Please return every line from the entries that has the string "Traits" in it.
The data START
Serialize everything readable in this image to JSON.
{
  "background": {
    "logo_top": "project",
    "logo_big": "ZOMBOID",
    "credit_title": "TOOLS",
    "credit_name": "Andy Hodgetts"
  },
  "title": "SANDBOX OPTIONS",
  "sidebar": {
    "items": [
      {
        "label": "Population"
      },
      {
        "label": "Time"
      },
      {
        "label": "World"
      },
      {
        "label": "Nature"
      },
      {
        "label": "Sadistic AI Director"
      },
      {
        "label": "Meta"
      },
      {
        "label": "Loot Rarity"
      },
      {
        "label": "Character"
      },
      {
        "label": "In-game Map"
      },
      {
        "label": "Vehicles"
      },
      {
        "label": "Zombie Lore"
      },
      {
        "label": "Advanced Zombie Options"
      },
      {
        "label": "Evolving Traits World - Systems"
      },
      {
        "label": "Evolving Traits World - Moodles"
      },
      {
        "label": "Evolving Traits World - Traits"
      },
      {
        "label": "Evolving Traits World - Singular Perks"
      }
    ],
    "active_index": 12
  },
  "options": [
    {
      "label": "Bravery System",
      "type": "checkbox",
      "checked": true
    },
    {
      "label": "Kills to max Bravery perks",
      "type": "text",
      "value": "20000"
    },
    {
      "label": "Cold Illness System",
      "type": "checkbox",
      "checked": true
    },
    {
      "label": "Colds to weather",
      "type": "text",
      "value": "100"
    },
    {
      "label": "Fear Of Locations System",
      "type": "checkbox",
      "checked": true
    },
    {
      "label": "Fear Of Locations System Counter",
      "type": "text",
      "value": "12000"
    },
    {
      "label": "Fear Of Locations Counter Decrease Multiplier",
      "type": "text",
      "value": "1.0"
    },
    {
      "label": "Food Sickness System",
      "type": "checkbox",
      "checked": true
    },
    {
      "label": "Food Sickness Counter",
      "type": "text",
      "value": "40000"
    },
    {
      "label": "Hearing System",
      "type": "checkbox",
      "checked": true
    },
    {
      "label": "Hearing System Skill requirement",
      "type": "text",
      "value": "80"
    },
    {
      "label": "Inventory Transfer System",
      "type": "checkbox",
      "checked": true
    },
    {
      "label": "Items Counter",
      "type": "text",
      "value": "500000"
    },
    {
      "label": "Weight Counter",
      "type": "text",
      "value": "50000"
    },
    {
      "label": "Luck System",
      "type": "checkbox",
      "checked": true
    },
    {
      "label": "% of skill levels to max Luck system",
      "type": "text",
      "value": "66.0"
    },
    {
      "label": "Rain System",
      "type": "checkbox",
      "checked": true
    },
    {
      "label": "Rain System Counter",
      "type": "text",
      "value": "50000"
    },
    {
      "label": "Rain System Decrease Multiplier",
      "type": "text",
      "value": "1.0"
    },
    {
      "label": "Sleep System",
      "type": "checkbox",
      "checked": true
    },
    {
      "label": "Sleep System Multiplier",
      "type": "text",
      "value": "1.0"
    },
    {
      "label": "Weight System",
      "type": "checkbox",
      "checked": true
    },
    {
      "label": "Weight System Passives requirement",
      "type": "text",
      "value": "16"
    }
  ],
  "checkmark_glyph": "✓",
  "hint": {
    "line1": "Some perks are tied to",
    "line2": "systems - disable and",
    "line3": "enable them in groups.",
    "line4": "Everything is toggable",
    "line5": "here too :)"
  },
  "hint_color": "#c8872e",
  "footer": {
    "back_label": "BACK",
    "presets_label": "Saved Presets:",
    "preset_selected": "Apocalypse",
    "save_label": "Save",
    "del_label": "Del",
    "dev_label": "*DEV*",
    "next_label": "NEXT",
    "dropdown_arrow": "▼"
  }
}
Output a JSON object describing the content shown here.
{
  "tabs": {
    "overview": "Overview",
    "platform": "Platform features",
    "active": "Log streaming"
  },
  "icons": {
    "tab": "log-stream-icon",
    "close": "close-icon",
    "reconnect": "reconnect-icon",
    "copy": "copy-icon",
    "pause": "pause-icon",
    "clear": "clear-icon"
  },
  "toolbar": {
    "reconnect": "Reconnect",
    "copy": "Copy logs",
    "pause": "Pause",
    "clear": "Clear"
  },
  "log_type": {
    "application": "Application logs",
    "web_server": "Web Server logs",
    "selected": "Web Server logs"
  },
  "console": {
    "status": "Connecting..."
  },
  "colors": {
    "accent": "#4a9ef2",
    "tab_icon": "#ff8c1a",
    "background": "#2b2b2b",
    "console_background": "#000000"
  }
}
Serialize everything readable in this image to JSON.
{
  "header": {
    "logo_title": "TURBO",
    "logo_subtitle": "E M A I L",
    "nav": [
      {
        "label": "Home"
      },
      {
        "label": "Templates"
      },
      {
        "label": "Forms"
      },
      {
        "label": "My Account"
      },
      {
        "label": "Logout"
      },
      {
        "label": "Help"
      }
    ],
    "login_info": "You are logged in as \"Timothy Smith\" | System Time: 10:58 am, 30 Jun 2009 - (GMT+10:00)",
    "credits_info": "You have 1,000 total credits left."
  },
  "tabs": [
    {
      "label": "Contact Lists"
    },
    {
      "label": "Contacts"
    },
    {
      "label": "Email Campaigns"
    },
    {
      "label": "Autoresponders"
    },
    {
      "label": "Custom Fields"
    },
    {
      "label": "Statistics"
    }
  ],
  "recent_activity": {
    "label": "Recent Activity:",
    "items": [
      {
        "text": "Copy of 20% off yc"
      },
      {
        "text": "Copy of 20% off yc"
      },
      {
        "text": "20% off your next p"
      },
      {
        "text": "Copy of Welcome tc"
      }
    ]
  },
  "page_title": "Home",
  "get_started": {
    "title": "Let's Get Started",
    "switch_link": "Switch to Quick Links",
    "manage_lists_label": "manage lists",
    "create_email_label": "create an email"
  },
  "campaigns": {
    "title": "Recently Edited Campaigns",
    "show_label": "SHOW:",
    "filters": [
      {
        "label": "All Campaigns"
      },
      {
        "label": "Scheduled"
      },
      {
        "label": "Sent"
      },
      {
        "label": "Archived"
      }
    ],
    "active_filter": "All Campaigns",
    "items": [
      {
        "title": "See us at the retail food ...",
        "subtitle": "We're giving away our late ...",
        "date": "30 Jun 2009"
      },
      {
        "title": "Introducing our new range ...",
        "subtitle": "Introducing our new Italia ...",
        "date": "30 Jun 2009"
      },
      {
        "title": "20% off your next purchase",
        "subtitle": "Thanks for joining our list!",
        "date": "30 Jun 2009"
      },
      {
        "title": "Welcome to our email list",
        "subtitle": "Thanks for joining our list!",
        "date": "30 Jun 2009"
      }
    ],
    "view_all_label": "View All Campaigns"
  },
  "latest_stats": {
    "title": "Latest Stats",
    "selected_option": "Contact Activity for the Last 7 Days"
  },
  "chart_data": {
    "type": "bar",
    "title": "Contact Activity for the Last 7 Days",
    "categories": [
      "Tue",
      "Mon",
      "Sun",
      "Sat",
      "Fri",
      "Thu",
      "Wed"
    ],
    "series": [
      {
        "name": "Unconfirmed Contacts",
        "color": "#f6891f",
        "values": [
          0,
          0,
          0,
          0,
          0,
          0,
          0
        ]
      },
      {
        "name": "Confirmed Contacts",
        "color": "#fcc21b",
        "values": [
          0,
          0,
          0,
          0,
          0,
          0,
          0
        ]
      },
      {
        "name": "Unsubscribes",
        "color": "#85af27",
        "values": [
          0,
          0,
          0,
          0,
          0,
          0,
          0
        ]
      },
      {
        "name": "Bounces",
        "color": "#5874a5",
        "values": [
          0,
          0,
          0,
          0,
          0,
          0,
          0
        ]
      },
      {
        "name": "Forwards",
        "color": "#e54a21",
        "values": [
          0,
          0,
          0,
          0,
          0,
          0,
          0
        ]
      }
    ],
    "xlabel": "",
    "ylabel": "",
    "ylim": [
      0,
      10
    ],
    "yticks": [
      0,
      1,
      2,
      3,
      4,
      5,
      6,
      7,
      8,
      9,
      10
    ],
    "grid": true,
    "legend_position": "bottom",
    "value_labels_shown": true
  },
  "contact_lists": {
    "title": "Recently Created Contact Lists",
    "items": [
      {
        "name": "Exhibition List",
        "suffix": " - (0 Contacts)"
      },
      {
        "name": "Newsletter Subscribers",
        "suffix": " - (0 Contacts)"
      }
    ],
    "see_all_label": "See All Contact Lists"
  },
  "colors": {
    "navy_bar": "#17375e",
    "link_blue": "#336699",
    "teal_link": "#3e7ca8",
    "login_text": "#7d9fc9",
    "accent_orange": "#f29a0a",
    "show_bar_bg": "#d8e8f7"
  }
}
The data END
▶ _Answer to this task_:
        "label": "Evolving Traits World - Systems"
        "label": "Evolving Traits World - Moodles"
        "label": "Evolving Traits World - Traits"
        "label": "Evolving Traits World - Singular Perks"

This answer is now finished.